This week, Samsung has begun ramping up production of its second generation High-Bandwidth Memory (HBM2) DRAM chips in preparation for increased demand. Samsung will be producing 8GB stacks with speeds as high as 256GB/s, offering the highest performance to date.
Both AMD and Nvidia currently use HBM2 chips for graphics cards. AMD will be using HBM2 across all of its Vega products, meanwhile Nvidia utilises it on the Tesla V100, its first Volta-based GPU. Samsung hasn’t specifically stated which company it is increasing HBM2 production for at this point though.
Speaking about Samsung’s HBM2 production plans, the company’s executive VP of memory sales, Jaesoo Han, said: “By increasing production of the industry’s only 8GB HBM2 solution now available, we are aiming to ensure that global IT system manufacturers have sufficient supply for timely development of new and upgraded systems. We will continue to deliver more advanced HBM2 line-ups, while closely cooperating with our global IT customers”.
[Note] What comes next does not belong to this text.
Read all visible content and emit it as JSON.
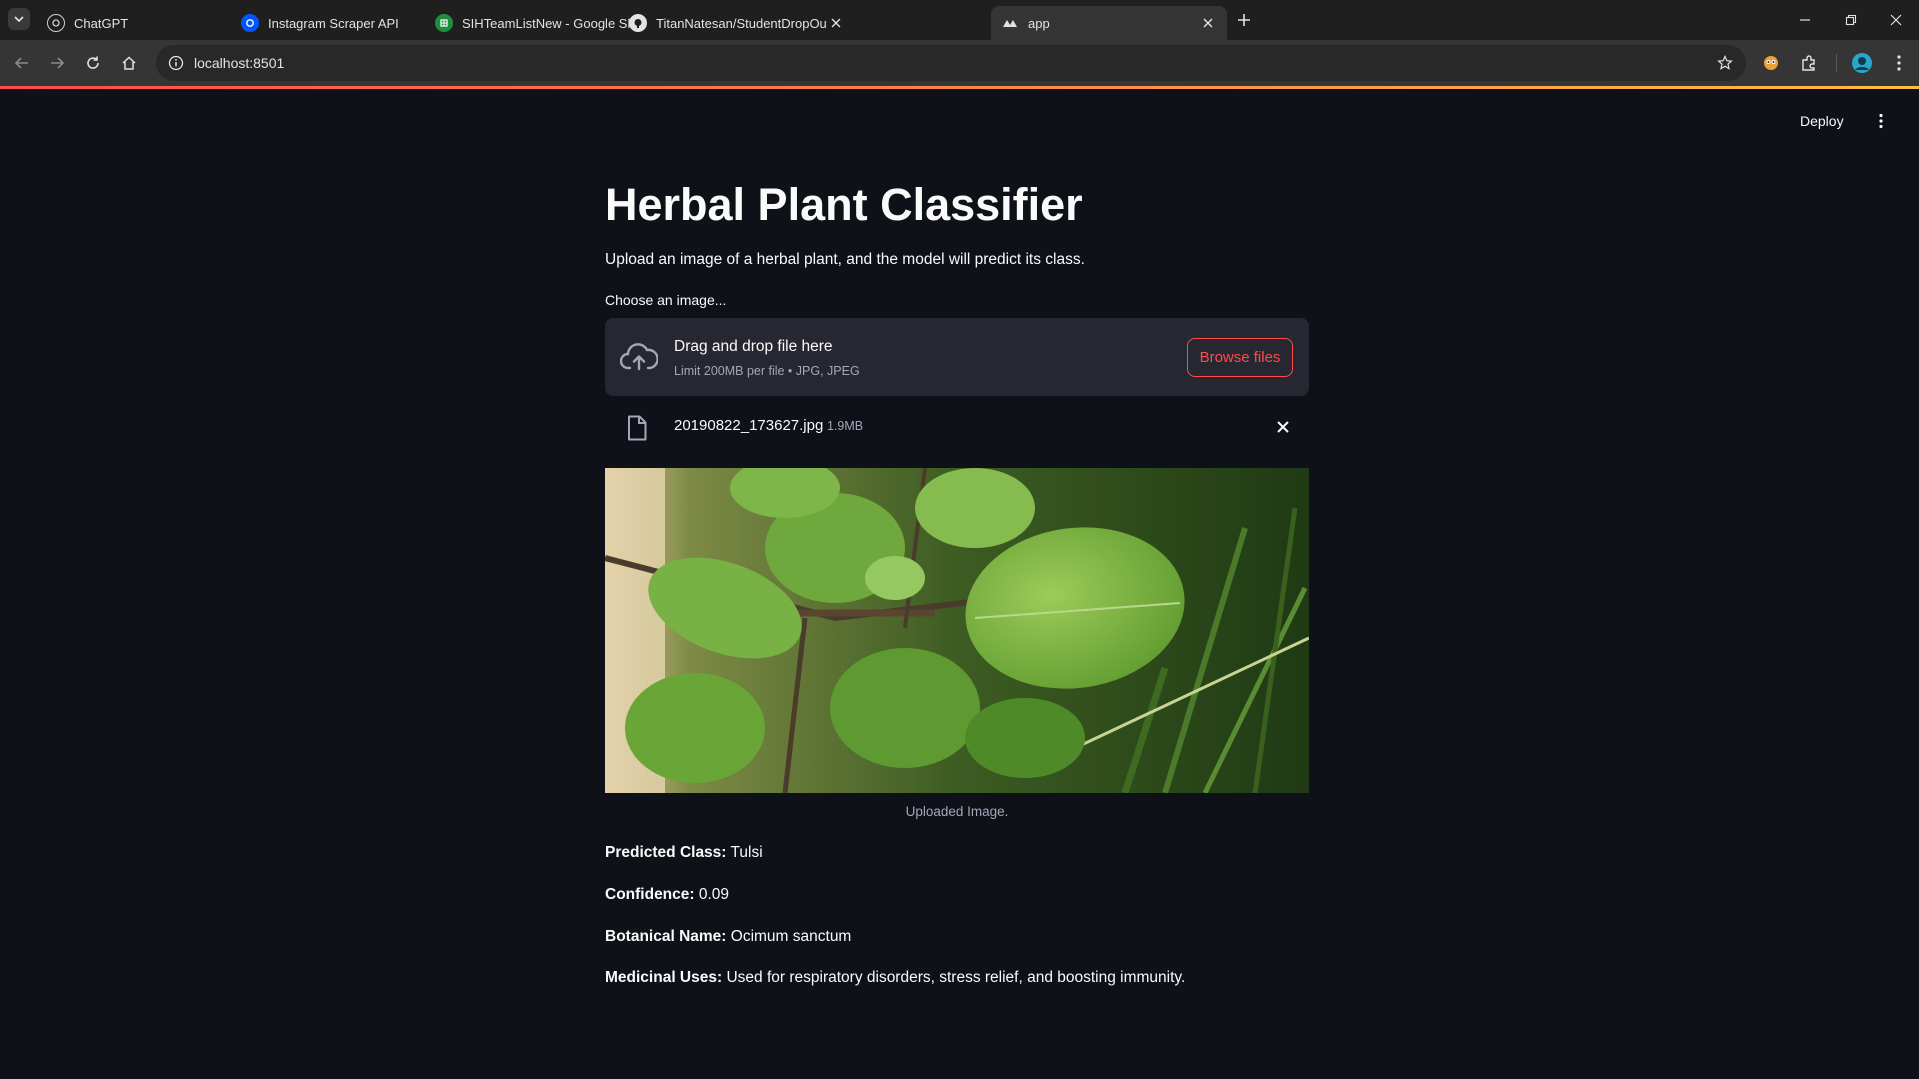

Samsung’s 8GB HBM2 consists of eight 8-gigabit HBM2 dies and a buffer die at the bottom of the stack. Everything is stacked vertically and interconnected by TSVs and microbufmps, with each die containing over 5000 TSVs. In total, Samsung’s full HBM2 chip contains more than 40,000 TSVs, ensuring consistent, high performance and alternate paths for data should a delay in data transmission occur.
With demand increasing, Samsung is looking to have 8GB HBM2 be around half of the company’s HBM output by the first half of next year.
KitGuru Says: It looks like we can expect to see increased amounts of HBM2 floating around over the next year or so. Do you guys think HBM will take over for GDDR5x on high end graphics cards next generation?